During the debate attention focused on the events of December 14, 2005, when Peters held a phone conversation with Glenn.

Immediately after that he called his lawyer Brian Henry, and minutes after that call Henry emailed Glenn giving his bank account details so the donation could be paid into it.

Glenn’s evidence to the committee’s inquiry was that the donation was discussed when he spoke to Peters.

“Members of the committee believe it is extremely unlikely that the donation wasn’t mentioned,” said National MP Simon Power, the chairman of the privileges committee, when Tuesday’s debate began.

“The email indicates it must have been.”

Green Party co-leader Russel Norman said the sequence of events was compelling evidence, and he believed Peters did know about the donation.

United Future leader Peter Dunne said there had been a lot of drama around the inquiry but the issue hinged around the events of December 14.

It boiled down to whether or not the donation was mentioned during Peters’ conversation with Glenn.

Deputy Prime Minister Michael Cullen, a member of the committee, said there had been contradictory evidence about that because Peters said the donation was not mentioned.

He said some of Glenn’s testimony had been contradictory, and he did not think Glenn had been an entirely reliable witness.

Dr Cullen said a higher degree of proof was needed to take a step as serious as censure by Parliament, which had happened only three times in the last 35 years.

Peters said the inquiry had been a premeditated attack on himself, his MPs and his party.

Glenn’s donation was used to pay his lawyer’s legal fees, and Peters said other MPs had used donations for the same purpose without declaring them.

He spoke of “a hymn of hate” over the years and said he had been singled out.

“This inquiry was about politics… MPs cannot make decisions based on what they think probably occurred,” he said.

The committee’s process had been “a banal, useless facade” about a donation he could not have declared because he had not known about it.

“The only court I will stand before is on November 8,” he said, referring to the election.

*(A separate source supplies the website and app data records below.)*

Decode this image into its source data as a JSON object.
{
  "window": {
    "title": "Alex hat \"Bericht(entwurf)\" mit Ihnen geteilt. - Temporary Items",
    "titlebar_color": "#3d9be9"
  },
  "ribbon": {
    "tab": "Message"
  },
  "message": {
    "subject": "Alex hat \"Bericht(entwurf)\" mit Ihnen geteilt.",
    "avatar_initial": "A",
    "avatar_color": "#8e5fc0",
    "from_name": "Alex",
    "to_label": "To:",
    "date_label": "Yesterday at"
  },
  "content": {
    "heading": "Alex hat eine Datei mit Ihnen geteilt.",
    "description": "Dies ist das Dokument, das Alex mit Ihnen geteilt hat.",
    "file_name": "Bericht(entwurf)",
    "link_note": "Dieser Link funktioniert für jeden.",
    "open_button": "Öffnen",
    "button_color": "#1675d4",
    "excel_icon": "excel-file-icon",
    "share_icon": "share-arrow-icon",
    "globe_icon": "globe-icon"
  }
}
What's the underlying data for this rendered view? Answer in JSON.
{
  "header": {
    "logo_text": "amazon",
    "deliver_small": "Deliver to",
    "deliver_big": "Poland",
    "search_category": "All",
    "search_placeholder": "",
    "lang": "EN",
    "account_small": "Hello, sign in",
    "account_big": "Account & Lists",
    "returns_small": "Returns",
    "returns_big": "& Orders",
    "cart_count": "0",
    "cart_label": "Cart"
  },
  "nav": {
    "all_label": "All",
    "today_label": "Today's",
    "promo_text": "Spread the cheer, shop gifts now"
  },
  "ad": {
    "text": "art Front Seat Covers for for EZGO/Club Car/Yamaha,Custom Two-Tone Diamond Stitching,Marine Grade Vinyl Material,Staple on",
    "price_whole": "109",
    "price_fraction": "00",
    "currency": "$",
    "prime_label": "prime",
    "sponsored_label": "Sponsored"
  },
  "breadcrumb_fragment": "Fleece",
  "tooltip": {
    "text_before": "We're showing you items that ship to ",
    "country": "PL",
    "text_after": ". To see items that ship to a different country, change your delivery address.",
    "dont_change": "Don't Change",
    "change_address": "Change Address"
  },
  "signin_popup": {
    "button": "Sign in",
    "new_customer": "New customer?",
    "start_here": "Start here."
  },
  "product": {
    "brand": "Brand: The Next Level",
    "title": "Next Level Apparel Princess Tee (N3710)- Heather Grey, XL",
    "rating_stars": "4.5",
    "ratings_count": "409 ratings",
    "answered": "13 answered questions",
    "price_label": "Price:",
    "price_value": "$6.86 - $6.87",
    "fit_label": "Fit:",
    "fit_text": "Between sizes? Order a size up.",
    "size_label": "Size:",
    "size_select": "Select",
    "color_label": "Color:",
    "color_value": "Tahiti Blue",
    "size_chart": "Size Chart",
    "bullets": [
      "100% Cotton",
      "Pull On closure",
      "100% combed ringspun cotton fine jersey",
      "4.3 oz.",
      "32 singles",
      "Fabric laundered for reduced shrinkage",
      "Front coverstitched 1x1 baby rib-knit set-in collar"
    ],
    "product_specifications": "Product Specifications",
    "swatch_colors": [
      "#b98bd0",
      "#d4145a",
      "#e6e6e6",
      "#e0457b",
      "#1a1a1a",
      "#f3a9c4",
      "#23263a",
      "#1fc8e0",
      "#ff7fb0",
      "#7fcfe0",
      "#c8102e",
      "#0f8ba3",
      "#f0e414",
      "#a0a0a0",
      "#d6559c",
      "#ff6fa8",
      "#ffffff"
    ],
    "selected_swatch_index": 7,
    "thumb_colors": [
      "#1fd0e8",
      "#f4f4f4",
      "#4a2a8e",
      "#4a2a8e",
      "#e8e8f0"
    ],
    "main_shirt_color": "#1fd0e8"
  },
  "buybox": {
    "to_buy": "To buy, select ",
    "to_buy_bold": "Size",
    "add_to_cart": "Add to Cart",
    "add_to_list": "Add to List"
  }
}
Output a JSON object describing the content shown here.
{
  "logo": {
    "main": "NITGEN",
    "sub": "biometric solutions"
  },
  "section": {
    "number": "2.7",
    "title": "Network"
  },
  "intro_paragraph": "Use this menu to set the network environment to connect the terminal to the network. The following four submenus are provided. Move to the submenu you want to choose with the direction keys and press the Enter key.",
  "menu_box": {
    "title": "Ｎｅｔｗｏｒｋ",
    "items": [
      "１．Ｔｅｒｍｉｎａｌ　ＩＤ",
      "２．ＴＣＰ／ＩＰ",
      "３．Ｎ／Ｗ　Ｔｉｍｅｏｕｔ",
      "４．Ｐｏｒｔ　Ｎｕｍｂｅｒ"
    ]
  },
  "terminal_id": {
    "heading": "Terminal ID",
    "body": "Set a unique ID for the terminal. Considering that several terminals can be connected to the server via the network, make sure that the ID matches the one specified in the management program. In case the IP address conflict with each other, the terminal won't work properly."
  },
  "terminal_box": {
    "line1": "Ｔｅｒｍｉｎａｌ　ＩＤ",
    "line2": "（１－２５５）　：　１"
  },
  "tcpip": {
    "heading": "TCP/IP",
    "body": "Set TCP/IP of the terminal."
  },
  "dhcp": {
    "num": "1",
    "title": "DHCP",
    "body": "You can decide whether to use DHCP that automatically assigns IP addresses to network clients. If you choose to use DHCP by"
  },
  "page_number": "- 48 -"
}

The committee has ordered Peters to submit accurate declarations of donations for the last three years.

The Serious Fraud Office and the Electoral Commission are holding separate inquiries into other donations to NZ First.